* Exercise objective: Your task is to reproduce, exactly and only, the lines running from the line containing "Output a JSON object describing the text" to the end of the data below, both included.

=== Begin Enclosure ===

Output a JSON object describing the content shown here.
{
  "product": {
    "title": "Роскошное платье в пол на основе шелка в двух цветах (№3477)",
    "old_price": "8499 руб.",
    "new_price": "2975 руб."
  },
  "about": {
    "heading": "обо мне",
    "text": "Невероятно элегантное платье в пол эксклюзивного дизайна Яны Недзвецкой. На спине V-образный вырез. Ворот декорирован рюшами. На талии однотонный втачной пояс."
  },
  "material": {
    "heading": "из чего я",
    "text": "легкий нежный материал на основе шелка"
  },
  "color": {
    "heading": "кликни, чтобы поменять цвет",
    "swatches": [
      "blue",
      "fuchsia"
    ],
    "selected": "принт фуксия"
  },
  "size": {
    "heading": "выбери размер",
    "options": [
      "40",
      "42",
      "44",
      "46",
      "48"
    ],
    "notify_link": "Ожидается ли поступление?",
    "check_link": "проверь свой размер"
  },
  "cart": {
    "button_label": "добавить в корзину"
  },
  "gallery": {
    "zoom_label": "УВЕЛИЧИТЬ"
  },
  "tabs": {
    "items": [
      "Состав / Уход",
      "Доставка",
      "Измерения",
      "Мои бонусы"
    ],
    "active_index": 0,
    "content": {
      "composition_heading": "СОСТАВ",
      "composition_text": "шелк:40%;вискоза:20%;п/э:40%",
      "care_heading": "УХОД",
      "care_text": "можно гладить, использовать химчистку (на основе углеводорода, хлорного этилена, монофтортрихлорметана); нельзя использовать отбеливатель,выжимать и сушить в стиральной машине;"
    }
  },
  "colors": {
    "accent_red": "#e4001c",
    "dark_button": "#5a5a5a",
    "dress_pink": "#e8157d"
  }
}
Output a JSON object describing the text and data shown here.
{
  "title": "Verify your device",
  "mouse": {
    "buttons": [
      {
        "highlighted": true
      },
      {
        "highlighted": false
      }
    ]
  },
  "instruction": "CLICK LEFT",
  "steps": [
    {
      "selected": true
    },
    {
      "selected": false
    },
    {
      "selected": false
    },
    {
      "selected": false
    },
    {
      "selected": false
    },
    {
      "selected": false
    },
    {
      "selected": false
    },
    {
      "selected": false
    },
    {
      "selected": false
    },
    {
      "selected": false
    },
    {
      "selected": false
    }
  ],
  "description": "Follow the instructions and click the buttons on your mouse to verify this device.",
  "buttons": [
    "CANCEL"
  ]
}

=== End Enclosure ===

* Completed task:
Output a JSON object describing the text and data shown here.
{
  "title": "Verify your device",
  "mouse": {
    "buttons": [
      {
        "highlighted": true
      },
      {
        "highlighted": false
      }
    ]
  },
  "instruction": "CLICK LEFT",
  "steps": [
    {
      "selected": true
    },
    {
      "selected": false
    },
    {
      "selected": false
    },
    {
      "selected": false
    },
    {
      "selected": false
    },
    {
      "selected": false
    },
    {
      "selected": false
    },
    {
      "selected": false
    },
    {
      "selected": false
    },
    {
      "selected": false
    },
    {
      "selected": false
    }
  ],
  "description": "Follow the instructions and click the buttons on your mouse to verify this device.",
  "buttons": [
    "CANCEL"
  ]
}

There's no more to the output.